What lines below contain the word "title"? Please pull each one out.

Input for this task:
□ □ □ □ □
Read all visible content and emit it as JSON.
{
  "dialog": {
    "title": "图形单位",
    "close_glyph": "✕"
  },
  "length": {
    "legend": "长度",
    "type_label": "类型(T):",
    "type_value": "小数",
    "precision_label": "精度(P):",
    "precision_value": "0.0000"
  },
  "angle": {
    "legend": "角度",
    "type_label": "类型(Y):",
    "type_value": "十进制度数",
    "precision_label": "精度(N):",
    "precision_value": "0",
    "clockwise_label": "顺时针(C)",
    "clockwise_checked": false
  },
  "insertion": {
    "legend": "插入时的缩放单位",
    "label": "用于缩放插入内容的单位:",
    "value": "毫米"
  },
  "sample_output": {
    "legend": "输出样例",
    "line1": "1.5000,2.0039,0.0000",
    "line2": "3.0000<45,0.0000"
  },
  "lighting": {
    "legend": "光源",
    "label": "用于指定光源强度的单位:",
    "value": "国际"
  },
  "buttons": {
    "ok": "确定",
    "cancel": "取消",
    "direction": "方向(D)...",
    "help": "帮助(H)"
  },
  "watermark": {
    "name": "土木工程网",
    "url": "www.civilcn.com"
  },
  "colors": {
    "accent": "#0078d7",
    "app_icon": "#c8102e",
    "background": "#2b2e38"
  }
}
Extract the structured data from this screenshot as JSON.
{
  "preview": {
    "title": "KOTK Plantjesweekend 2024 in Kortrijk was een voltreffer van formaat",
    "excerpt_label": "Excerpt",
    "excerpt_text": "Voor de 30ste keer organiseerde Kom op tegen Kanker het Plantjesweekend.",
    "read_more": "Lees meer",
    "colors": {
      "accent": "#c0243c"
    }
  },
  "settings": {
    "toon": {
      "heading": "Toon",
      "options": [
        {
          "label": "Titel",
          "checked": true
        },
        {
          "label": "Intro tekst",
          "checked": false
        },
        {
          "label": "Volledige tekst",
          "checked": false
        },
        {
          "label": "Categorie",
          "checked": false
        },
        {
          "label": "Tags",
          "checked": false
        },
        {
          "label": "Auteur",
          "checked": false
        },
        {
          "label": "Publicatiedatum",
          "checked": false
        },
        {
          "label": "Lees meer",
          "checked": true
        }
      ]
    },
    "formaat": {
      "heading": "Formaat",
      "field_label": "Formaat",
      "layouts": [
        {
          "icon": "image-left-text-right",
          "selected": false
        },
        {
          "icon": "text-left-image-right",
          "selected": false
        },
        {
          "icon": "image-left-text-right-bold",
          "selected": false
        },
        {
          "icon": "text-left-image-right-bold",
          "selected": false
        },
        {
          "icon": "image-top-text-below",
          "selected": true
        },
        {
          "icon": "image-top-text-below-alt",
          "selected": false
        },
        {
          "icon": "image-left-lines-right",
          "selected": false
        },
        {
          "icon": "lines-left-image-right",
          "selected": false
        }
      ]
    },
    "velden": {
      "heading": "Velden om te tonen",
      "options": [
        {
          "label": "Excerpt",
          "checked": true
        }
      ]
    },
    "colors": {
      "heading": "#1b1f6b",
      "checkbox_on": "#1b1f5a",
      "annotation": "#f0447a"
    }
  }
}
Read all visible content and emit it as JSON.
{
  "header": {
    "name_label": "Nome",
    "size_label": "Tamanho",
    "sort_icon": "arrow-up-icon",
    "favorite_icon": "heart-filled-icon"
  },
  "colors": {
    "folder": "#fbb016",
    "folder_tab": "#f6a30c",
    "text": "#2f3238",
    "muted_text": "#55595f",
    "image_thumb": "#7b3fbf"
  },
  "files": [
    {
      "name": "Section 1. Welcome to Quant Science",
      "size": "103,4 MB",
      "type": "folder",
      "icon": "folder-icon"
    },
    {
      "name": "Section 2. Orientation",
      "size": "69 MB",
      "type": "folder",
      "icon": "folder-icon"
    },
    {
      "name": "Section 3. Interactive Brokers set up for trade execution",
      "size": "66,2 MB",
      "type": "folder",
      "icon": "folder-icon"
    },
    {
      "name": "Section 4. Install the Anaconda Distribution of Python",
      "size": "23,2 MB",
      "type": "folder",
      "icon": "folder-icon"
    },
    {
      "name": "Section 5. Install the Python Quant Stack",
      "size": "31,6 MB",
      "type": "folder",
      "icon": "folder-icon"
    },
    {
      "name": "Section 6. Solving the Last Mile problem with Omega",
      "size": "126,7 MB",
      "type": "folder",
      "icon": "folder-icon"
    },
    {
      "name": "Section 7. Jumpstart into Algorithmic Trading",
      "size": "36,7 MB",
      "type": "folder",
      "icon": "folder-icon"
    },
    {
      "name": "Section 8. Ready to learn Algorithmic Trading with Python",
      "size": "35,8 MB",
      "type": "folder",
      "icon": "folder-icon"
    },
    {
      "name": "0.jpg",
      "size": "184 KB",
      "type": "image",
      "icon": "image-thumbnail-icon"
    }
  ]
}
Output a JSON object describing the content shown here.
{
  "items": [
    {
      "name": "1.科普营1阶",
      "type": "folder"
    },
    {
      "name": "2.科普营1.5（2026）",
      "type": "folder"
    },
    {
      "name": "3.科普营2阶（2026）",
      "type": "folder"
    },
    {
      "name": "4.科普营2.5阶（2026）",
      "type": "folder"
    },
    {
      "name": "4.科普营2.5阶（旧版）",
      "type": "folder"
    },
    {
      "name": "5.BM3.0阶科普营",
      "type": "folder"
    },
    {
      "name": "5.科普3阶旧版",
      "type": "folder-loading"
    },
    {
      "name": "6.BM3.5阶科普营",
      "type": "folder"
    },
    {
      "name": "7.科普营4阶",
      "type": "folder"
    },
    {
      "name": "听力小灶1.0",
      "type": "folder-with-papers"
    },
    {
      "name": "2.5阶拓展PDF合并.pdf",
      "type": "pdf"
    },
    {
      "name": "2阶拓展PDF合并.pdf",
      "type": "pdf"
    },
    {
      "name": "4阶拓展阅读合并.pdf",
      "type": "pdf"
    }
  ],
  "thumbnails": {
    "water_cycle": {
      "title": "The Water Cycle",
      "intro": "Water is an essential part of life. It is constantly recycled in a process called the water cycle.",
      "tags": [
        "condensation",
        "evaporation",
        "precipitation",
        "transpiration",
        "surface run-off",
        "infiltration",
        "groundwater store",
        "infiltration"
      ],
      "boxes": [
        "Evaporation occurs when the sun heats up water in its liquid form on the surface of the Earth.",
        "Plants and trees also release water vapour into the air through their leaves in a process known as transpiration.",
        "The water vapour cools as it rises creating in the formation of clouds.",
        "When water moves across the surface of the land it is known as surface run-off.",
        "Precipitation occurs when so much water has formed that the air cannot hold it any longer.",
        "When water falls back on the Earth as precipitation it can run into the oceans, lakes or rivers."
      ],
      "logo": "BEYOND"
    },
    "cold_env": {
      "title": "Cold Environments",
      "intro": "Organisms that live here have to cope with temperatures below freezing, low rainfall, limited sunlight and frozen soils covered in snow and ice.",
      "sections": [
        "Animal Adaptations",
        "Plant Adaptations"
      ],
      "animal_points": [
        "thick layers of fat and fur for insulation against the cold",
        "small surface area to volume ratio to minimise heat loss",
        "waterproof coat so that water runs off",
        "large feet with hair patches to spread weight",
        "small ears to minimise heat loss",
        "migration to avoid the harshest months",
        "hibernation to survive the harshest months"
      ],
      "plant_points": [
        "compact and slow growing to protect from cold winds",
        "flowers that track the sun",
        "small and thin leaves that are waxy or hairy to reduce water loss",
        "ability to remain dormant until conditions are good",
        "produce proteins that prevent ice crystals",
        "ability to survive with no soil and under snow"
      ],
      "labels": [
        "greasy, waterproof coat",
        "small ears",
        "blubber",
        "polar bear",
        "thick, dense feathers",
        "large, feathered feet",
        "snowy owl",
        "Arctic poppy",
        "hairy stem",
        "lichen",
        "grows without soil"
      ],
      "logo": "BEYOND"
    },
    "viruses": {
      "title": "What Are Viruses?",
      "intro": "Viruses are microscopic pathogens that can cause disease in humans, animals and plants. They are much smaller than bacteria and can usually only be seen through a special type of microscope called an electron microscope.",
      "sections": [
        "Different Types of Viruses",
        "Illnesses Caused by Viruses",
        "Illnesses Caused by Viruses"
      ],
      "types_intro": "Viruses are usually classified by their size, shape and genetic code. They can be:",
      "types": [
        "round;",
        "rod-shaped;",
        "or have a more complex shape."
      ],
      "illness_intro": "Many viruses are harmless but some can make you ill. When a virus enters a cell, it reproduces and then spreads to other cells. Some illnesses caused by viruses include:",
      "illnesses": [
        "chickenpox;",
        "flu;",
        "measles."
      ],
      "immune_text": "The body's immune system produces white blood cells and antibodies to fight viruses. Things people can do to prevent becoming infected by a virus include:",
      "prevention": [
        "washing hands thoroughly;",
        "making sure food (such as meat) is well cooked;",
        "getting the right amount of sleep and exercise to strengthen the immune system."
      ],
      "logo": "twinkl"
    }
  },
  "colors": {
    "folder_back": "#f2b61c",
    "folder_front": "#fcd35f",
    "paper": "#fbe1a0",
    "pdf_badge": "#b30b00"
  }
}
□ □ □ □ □
Task output:
    "title": "图形单位",
    "title": "KOTK Plantjesweekend 2024 in Kortrijk was een voltreffer van formaat",
      "title": "The Water Cycle",
      "title": "Cold Environments",
      "title": "What Are Viruses?",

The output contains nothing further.